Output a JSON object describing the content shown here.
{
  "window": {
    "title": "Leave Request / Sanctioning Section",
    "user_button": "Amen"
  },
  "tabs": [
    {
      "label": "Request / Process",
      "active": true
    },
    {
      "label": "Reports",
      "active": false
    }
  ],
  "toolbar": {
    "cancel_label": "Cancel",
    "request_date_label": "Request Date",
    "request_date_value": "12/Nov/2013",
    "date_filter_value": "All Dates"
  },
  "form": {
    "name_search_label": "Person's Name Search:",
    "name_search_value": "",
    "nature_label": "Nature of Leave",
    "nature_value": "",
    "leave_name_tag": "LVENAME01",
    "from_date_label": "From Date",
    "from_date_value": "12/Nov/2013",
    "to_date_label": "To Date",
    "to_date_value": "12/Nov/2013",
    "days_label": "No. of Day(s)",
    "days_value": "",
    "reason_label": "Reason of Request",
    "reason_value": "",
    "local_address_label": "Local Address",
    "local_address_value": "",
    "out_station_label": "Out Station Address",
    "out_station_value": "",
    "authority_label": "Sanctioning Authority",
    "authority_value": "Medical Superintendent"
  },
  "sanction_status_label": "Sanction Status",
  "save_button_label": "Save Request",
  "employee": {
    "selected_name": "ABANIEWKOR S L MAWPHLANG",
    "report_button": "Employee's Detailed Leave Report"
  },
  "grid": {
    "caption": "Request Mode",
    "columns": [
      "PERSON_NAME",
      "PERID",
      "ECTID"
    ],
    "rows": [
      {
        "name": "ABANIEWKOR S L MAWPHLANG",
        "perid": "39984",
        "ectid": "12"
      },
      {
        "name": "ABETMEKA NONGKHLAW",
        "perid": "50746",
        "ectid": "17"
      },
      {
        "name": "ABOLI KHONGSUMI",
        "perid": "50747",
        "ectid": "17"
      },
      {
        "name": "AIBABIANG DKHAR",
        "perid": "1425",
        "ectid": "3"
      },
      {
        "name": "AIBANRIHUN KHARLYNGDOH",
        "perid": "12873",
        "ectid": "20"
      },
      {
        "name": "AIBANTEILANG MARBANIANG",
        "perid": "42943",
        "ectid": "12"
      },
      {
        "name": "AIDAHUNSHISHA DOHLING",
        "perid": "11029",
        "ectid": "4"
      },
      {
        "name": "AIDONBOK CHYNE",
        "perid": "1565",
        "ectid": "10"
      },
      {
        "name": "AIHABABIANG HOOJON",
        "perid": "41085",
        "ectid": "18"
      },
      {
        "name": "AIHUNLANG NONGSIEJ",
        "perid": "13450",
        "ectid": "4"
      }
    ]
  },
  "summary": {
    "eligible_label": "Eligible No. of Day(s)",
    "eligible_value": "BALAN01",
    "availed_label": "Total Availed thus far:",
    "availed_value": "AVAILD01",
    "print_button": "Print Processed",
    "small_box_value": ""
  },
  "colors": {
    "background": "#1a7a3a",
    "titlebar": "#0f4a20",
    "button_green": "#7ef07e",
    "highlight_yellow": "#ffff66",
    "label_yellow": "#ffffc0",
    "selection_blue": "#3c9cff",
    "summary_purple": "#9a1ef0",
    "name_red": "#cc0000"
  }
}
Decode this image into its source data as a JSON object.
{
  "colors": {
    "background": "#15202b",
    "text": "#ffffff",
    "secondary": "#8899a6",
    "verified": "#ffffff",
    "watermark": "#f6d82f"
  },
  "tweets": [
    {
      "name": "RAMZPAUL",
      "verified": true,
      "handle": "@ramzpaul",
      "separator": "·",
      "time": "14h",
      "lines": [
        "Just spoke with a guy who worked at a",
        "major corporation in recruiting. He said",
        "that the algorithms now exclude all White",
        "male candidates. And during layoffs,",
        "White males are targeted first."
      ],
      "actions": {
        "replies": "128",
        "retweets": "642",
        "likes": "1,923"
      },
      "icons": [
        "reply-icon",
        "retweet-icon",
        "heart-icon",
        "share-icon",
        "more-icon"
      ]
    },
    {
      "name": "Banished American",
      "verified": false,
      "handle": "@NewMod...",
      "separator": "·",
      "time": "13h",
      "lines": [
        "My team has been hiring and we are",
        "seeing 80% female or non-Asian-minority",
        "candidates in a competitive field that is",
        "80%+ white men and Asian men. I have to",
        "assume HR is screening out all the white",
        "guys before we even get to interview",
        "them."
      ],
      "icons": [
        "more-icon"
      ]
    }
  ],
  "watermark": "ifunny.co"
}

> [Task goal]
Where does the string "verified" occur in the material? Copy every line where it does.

> [Answer below]
    "verified": "#ffffff",
      "verified": true,
      "verified": false,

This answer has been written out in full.